→ DIRECTIONS
Whenever a line in the data below includes the string "description", copy it out.

(Dataset rows for apps and sites)
-=-=-

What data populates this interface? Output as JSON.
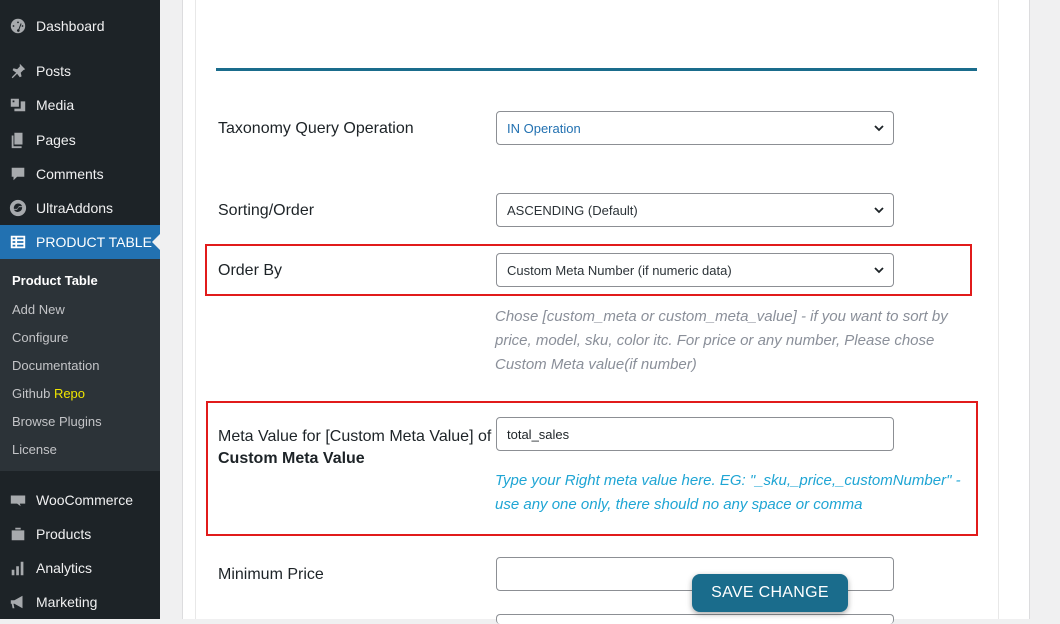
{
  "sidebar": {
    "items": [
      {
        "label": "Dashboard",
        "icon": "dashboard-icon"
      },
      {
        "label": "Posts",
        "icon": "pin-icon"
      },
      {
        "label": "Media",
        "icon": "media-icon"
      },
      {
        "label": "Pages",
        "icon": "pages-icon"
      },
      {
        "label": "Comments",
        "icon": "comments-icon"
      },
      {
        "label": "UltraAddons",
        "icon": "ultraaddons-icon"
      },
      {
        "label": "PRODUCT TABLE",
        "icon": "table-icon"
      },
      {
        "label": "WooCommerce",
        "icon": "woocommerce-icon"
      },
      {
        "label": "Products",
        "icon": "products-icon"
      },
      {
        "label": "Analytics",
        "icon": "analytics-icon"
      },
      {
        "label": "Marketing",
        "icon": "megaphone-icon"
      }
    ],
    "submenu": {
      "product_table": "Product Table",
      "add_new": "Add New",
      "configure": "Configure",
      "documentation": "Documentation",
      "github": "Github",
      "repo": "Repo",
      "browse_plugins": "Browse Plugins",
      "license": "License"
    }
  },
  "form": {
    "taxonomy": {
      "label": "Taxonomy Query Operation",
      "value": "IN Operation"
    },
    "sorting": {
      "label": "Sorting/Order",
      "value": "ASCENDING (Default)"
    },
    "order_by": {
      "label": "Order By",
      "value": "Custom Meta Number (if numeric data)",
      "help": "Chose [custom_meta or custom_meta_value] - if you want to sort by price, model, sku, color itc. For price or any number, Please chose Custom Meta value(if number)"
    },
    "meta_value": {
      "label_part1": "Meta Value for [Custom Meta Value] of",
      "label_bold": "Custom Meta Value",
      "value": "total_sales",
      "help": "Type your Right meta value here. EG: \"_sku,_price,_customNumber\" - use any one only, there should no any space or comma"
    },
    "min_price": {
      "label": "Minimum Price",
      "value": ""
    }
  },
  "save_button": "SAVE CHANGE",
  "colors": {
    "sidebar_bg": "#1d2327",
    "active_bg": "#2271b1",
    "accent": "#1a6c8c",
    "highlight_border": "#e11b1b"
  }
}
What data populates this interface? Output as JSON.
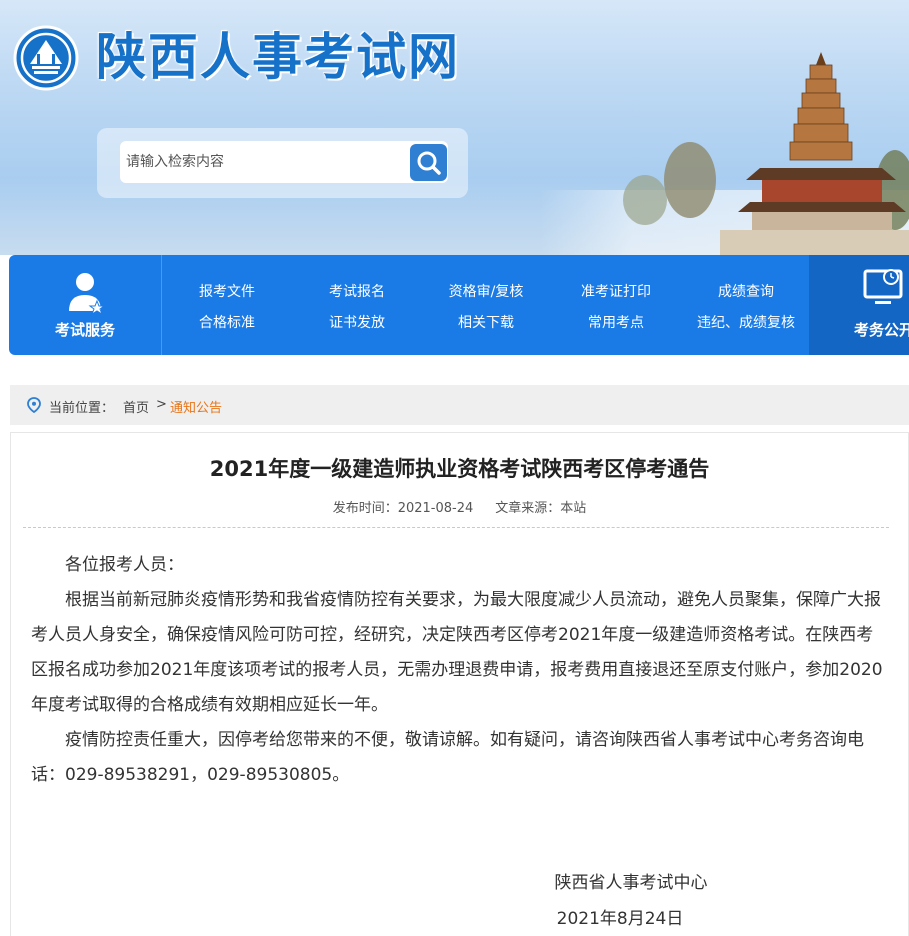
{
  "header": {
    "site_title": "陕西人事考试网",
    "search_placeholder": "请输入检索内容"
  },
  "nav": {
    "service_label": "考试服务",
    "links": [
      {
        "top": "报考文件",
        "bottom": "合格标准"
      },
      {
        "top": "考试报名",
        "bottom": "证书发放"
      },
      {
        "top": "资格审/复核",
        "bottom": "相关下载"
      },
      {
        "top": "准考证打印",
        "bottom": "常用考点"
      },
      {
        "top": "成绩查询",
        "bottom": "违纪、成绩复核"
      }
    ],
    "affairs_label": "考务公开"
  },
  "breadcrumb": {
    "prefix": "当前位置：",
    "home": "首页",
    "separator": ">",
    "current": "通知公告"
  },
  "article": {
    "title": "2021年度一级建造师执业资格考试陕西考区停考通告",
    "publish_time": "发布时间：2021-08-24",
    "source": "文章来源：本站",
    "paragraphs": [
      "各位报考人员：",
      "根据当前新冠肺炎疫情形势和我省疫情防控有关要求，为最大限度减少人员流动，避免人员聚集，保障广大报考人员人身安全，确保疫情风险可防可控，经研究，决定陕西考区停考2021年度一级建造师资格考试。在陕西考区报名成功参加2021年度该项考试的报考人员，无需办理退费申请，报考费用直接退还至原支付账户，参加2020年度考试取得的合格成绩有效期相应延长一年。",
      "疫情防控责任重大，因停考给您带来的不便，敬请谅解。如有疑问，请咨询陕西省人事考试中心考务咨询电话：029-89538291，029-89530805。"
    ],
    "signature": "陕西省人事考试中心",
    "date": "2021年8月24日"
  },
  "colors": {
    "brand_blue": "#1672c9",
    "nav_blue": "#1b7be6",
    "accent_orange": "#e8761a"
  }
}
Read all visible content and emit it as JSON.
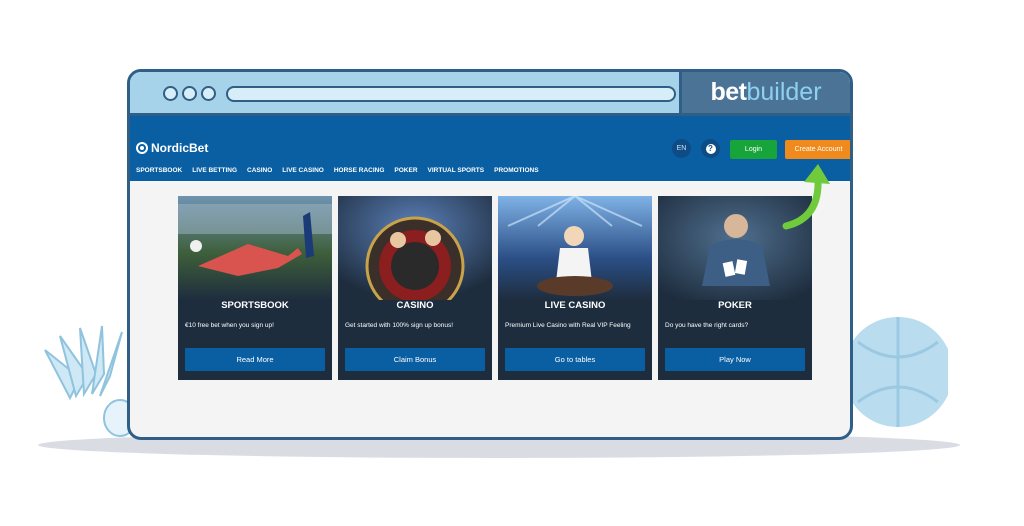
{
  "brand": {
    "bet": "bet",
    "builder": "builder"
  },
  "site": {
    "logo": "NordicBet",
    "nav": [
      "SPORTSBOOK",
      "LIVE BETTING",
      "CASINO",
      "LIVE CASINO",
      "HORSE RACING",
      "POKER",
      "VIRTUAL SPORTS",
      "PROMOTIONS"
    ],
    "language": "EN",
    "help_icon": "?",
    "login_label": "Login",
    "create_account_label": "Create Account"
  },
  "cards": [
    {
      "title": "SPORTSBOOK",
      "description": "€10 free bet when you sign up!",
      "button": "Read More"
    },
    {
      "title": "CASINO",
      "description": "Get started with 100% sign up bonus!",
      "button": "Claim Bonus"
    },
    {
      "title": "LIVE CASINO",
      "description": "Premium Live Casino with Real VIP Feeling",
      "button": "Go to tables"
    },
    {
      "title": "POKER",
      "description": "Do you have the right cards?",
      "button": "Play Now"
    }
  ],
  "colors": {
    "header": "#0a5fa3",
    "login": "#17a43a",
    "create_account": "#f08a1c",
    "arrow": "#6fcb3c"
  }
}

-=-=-

→ REPLY TO THE TASK
      "description": "€10 free bet when you sign up!",
      "description": "Get started with 100% sign up bonus!",
      "description": "Premium Live Casino with Real VIP Feeling",
      "description": "Do you have the right cards?",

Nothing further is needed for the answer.